Segment Open
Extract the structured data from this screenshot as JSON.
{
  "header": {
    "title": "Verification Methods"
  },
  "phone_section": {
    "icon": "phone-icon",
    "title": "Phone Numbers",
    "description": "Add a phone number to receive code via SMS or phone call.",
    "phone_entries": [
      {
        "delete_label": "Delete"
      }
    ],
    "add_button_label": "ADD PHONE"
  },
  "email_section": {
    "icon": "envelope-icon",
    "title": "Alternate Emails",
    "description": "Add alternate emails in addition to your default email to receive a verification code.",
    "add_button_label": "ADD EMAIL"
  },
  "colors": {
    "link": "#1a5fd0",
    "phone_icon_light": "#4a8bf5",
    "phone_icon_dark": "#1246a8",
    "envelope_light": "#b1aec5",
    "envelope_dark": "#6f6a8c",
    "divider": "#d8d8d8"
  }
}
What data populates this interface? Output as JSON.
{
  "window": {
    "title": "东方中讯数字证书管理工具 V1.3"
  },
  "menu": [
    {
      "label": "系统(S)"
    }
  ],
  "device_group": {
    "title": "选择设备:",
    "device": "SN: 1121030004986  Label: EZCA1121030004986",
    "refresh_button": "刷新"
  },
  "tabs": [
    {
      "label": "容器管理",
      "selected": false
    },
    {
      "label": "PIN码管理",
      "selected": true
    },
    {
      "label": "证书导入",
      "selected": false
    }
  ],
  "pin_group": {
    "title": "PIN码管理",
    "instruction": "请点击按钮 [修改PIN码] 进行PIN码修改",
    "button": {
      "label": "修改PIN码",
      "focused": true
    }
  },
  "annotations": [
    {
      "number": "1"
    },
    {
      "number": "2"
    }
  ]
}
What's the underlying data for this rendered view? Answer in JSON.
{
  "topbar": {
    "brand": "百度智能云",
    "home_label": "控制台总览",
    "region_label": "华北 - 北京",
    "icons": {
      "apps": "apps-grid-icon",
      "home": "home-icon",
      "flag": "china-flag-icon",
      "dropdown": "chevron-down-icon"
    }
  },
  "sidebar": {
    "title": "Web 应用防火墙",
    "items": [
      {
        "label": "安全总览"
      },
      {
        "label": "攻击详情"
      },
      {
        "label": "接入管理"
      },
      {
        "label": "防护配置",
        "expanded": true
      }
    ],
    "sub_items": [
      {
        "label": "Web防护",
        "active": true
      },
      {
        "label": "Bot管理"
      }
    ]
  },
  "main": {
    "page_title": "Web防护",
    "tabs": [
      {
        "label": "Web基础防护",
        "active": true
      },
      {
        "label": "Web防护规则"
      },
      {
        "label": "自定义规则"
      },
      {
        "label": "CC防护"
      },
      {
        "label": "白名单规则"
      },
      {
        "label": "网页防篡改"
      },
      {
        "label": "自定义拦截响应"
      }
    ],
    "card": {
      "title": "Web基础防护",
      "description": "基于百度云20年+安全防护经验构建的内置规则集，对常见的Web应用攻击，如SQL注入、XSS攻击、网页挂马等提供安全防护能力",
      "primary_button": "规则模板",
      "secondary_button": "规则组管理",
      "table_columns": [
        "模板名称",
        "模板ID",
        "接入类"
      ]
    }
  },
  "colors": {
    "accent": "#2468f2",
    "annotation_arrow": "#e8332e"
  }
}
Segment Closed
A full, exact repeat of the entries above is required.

> _Task response_
Extract the structured data from this screenshot as JSON.
{
  "header": {
    "title": "Verification Methods"
  },
  "phone_section": {
    "icon": "phone-icon",
    "title": "Phone Numbers",
    "description": "Add a phone number to receive code via SMS or phone call.",
    "phone_entries": [
      {
        "delete_label": "Delete"
      }
    ],
    "add_button_label": "ADD PHONE"
  },
  "email_section": {
    "icon": "envelope-icon",
    "title": "Alternate Emails",
    "description": "Add alternate emails in addition to your default email to receive a verification code.",
    "add_button_label": "ADD EMAIL"
  },
  "colors": {
    "link": "#1a5fd0",
    "phone_icon_light": "#4a8bf5",
    "phone_icon_dark": "#1246a8",
    "envelope_light": "#b1aec5",
    "envelope_dark": "#6f6a8c",
    "divider": "#d8d8d8"
  }
}
What data populates this interface? Output as JSON.
{
  "window": {
    "title": "东方中讯数字证书管理工具 V1.3"
  },
  "menu": [
    {
      "label": "系统(S)"
    }
  ],
  "device_group": {
    "title": "选择设备:",
    "device": "SN: 1121030004986  Label: EZCA1121030004986",
    "refresh_button": "刷新"
  },
  "tabs": [
    {
      "label": "容器管理",
      "selected": false
    },
    {
      "label": "PIN码管理",
      "selected": true
    },
    {
      "label": "证书导入",
      "selected": false
    }
  ],
  "pin_group": {
    "title": "PIN码管理",
    "instruction": "请点击按钮 [修改PIN码] 进行PIN码修改",
    "button": {
      "label": "修改PIN码",
      "focused": true
    }
  },
  "annotations": [
    {
      "number": "1"
    },
    {
      "number": "2"
    }
  ]
}
What's the underlying data for this rendered view? Answer in JSON.
{
  "topbar": {
    "brand": "百度智能云",
    "home_label": "控制台总览",
    "region_label": "华北 - 北京",
    "icons": {
      "apps": "apps-grid-icon",
      "home": "home-icon",
      "flag": "china-flag-icon",
      "dropdown": "chevron-down-icon"
    }
  },
  "sidebar": {
    "title": "Web 应用防火墙",
    "items": [
      {
        "label": "安全总览"
      },
      {
        "label": "攻击详情"
      },
      {
        "label": "接入管理"
      },
      {
        "label": "防护配置",
        "expanded": true
      }
    ],
    "sub_items": [
      {
        "label": "Web防护",
        "active": true
      },
      {
        "label": "Bot管理"
      }
    ]
  },
  "main": {
    "page_title": "Web防护",
    "tabs": [
      {
        "label": "Web基础防护",
        "active": true
      },
      {
        "label": "Web防护规则"
      },
      {
        "label": "自定义规则"
      },
      {
        "label": "CC防护"
      },
      {
        "label": "白名单规则"
      },
      {
        "label": "网页防篡改"
      },
      {
        "label": "自定义拦截响应"
      }
    ],
    "card": {
      "title": "Web基础防护",
      "description": "基于百度云20年+安全防护经验构建的内置规则集，对常见的Web应用攻击，如SQL注入、XSS攻击、网页挂马等提供安全防护能力",
      "primary_button": "规则模板",
      "secondary_button": "规则组管理",
      "table_columns": [
        "模板名称",
        "模板ID",
        "接入类"
      ]
    }
  },
  "colors": {
    "accent": "#2468f2",
    "annotation_arrow": "#e8332e"
  }
}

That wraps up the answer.